• _Exercise_
In the entries below, identify every line with the string "curita" and copy it.

• _Input records_
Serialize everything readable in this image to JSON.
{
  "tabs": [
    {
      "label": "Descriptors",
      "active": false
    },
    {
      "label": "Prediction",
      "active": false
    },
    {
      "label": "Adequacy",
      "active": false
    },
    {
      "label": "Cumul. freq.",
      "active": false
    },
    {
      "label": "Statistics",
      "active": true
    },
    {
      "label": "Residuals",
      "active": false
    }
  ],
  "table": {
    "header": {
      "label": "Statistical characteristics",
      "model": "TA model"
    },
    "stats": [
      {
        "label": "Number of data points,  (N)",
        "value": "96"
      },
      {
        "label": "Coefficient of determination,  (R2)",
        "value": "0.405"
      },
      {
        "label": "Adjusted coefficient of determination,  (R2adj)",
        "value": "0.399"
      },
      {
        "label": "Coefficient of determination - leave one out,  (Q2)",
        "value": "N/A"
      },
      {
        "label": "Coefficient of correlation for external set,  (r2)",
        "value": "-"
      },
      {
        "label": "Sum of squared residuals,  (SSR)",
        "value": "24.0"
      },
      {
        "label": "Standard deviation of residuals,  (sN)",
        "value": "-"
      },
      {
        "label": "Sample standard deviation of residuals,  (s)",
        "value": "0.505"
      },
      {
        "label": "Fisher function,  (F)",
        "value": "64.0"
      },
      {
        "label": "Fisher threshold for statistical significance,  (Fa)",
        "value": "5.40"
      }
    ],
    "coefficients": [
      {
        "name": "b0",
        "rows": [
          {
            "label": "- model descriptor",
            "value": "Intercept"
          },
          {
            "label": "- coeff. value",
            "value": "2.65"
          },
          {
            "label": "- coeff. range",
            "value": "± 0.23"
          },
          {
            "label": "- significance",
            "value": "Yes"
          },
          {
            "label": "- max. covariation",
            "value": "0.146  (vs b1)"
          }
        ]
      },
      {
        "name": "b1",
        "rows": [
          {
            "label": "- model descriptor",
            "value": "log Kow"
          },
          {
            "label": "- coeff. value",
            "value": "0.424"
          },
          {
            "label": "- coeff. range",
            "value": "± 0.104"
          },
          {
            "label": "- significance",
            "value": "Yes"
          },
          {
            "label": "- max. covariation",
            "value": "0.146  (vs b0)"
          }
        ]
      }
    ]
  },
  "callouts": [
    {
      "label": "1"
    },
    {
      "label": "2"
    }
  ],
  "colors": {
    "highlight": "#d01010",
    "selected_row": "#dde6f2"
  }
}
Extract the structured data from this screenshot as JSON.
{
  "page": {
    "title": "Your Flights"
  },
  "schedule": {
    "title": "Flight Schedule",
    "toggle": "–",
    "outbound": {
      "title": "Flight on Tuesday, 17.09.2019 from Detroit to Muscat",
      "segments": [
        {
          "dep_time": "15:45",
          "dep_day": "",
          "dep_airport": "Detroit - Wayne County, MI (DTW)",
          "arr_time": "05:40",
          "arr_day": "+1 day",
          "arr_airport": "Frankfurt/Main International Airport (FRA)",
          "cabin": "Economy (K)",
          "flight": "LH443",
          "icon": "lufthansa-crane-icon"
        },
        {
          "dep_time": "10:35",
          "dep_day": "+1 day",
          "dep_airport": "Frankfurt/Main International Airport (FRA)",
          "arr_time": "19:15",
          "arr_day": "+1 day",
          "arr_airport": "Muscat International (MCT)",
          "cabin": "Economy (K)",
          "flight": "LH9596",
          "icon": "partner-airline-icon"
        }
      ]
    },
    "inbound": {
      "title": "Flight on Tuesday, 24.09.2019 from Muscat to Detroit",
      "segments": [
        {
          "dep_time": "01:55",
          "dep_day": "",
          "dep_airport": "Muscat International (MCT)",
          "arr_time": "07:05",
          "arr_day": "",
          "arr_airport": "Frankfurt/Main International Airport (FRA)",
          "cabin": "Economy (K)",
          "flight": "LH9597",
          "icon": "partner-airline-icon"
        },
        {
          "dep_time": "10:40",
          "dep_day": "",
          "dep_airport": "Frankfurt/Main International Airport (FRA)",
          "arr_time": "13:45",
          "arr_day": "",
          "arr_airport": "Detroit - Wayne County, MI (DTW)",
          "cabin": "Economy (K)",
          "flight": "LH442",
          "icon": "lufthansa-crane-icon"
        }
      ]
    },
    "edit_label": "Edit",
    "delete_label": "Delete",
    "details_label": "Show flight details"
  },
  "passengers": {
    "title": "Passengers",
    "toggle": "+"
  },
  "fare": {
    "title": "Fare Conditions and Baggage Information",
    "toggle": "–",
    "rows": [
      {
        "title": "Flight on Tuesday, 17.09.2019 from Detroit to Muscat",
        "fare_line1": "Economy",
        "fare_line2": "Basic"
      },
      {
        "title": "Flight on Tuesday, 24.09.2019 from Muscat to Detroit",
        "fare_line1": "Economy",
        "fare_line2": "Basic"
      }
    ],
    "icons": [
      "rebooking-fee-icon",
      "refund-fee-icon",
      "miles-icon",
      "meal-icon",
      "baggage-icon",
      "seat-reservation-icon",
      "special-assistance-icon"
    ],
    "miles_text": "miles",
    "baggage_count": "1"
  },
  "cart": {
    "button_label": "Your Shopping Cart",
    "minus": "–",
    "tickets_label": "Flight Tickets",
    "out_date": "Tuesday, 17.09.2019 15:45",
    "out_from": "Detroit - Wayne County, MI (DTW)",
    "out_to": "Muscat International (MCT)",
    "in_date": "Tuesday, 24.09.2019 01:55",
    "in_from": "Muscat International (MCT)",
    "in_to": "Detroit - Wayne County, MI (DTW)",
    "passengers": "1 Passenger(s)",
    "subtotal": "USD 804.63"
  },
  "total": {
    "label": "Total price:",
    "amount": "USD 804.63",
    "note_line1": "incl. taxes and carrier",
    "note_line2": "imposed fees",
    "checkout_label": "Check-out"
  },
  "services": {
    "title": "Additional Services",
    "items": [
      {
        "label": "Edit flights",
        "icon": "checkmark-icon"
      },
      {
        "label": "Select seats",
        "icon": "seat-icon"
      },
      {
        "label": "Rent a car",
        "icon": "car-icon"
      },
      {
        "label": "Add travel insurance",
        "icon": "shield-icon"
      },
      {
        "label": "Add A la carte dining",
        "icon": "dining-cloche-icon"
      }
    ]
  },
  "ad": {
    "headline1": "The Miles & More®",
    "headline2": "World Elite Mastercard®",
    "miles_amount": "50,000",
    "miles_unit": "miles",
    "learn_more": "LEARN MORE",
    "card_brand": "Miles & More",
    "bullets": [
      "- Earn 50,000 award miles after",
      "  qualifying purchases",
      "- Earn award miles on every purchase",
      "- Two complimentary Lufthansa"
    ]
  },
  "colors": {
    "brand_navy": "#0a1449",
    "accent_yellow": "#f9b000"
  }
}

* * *

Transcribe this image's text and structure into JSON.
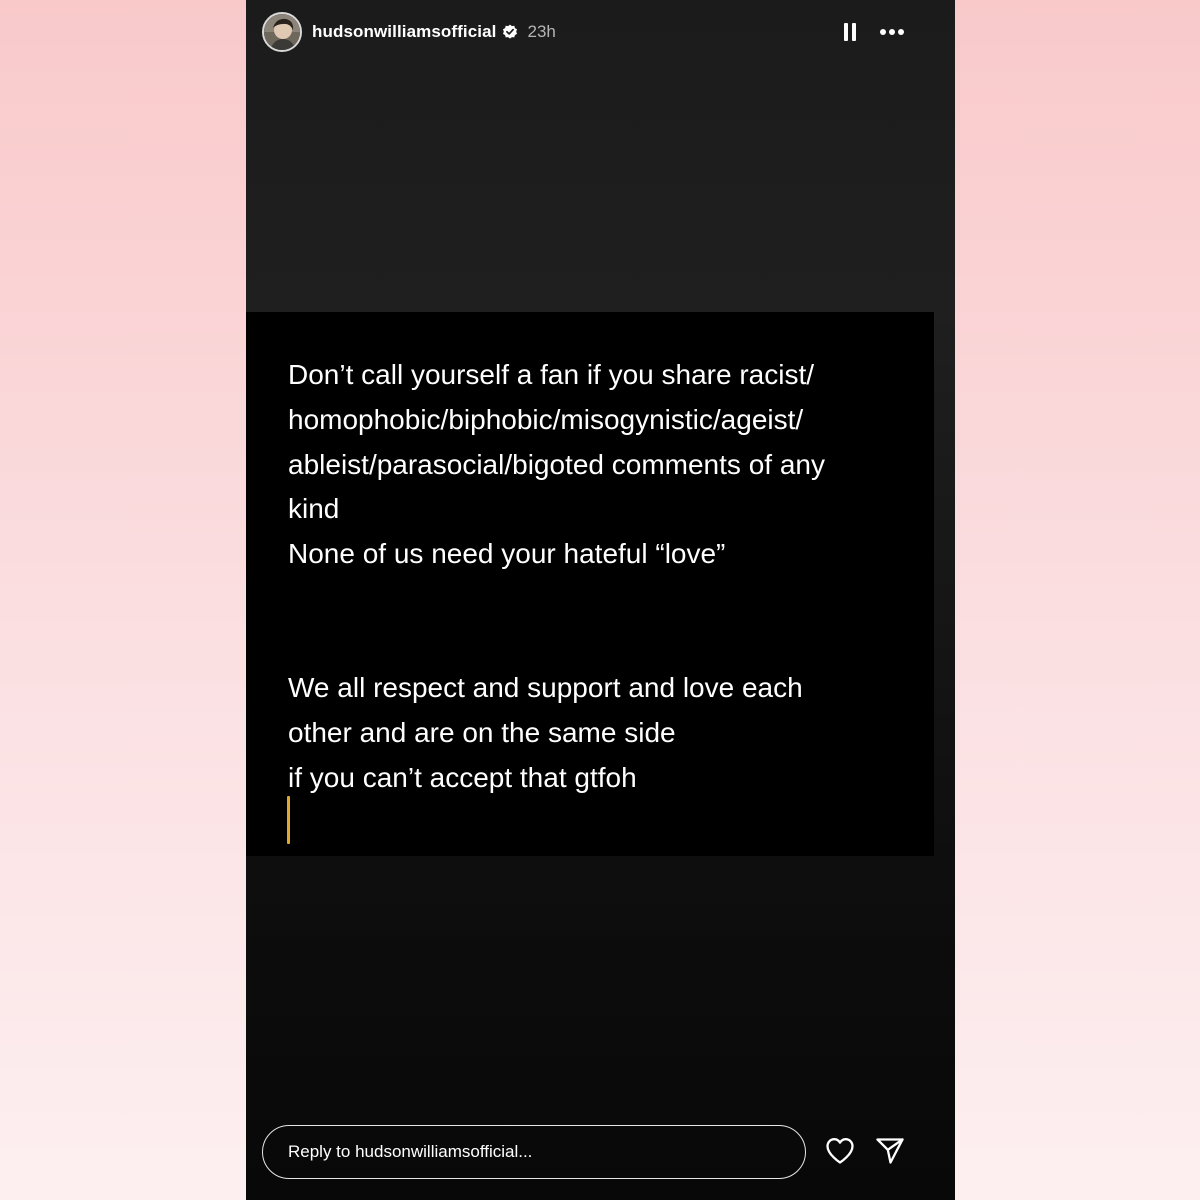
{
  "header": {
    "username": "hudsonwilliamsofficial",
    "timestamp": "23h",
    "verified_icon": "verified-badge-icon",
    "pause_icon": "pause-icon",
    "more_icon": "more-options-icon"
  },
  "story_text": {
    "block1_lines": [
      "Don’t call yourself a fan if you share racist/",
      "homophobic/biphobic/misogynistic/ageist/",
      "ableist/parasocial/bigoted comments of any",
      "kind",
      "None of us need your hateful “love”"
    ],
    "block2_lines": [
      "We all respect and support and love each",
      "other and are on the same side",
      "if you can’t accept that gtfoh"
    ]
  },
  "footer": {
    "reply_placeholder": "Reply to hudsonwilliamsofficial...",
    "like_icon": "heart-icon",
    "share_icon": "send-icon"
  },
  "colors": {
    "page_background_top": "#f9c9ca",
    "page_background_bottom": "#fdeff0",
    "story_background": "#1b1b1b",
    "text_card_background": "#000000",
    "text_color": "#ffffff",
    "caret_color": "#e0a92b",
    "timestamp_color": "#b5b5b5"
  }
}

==

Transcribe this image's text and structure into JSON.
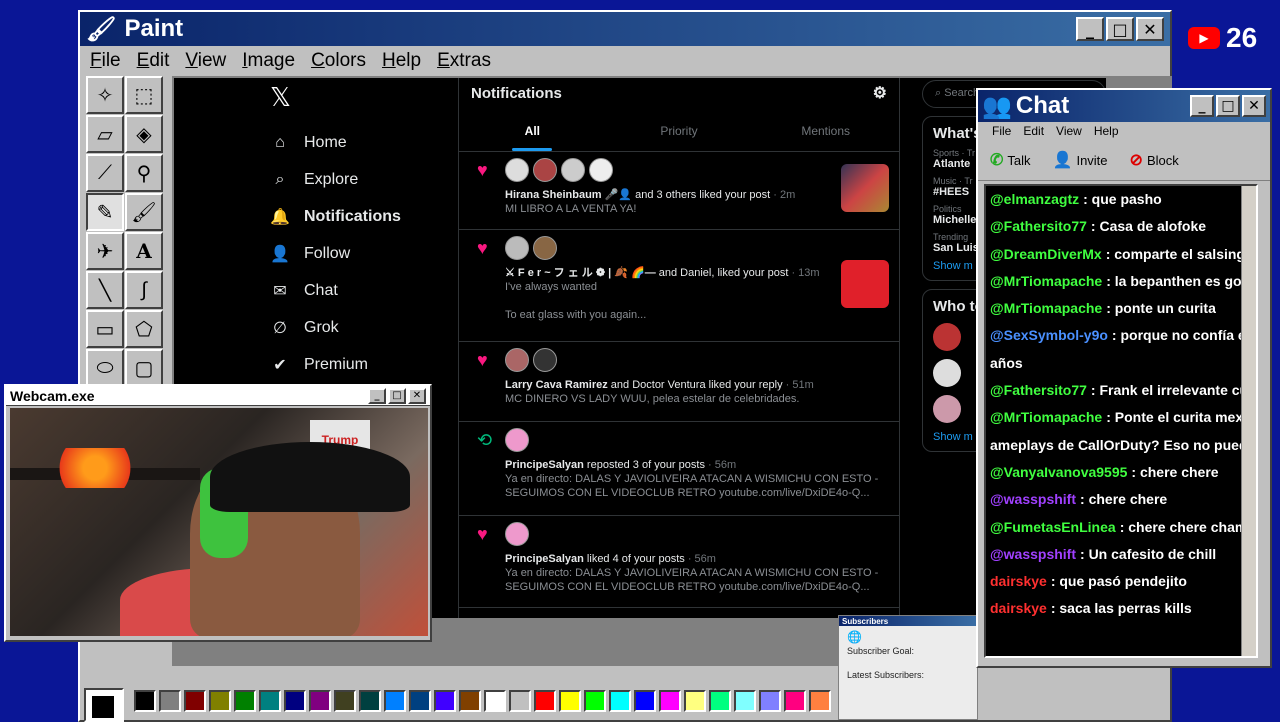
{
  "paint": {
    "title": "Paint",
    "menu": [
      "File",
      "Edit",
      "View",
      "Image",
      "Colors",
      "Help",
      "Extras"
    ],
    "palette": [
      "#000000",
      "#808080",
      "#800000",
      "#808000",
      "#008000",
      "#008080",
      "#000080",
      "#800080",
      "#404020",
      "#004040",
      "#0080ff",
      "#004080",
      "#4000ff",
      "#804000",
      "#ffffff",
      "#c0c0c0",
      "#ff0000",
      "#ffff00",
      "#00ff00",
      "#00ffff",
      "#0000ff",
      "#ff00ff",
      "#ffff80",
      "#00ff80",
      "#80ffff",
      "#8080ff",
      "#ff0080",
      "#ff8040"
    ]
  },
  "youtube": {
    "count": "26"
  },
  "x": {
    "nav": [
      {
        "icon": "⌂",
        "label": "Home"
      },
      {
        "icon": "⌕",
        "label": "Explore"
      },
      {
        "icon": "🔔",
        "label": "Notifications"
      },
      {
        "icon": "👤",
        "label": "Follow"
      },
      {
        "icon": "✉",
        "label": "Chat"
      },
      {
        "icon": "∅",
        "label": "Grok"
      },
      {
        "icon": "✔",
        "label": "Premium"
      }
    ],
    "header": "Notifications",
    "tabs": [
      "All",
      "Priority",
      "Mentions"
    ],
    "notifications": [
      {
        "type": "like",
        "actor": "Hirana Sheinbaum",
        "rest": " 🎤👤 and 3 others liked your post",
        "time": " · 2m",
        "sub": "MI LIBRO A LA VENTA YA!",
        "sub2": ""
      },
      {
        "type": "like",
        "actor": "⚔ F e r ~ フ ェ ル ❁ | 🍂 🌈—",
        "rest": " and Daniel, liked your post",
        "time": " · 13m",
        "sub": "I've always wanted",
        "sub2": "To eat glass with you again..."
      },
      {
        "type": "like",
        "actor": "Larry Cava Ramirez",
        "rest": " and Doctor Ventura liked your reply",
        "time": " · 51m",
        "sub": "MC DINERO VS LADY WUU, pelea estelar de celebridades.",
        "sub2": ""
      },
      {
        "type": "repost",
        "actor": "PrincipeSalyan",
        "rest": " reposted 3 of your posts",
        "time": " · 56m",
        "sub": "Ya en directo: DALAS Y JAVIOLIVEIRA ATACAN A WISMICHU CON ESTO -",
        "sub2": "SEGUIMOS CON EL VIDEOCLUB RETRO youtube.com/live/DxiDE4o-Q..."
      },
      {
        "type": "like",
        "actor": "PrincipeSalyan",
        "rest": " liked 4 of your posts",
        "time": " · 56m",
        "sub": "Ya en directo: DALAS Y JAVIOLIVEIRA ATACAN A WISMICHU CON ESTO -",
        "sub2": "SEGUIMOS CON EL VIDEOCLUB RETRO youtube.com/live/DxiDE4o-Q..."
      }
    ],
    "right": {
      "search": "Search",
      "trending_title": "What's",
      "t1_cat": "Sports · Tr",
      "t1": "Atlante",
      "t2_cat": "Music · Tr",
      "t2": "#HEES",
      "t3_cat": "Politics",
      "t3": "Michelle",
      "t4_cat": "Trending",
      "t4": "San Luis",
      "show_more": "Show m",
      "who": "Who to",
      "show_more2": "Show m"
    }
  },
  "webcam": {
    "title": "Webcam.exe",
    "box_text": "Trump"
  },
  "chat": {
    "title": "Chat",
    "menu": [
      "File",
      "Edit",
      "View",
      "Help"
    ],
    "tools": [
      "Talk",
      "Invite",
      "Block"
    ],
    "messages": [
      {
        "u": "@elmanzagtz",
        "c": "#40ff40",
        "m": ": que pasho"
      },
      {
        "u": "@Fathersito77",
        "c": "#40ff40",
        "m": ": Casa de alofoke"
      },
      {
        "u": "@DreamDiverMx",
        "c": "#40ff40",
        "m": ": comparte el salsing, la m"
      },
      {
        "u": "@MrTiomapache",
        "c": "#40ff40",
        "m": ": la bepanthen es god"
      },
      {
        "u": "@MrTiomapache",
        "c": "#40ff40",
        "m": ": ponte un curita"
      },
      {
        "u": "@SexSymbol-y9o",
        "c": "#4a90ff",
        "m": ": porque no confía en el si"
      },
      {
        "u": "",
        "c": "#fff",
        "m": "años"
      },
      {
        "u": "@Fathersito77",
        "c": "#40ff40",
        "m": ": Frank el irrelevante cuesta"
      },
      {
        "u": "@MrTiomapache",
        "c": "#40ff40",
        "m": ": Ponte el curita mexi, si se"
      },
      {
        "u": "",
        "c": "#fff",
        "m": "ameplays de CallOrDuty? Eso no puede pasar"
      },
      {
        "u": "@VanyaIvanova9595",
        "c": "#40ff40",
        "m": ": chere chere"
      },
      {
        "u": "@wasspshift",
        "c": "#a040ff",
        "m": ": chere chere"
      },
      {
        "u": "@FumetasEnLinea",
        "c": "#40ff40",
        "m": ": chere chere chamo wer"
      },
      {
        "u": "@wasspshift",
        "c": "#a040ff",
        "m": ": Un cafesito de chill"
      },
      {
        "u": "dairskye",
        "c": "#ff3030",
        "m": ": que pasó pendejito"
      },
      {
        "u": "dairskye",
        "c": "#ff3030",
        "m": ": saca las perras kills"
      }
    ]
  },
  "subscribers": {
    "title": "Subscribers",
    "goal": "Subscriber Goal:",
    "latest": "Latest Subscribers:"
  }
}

• _Task answer_
        "m": ": ponte un curita"
        "m": ": Ponte el curita mexi, si se"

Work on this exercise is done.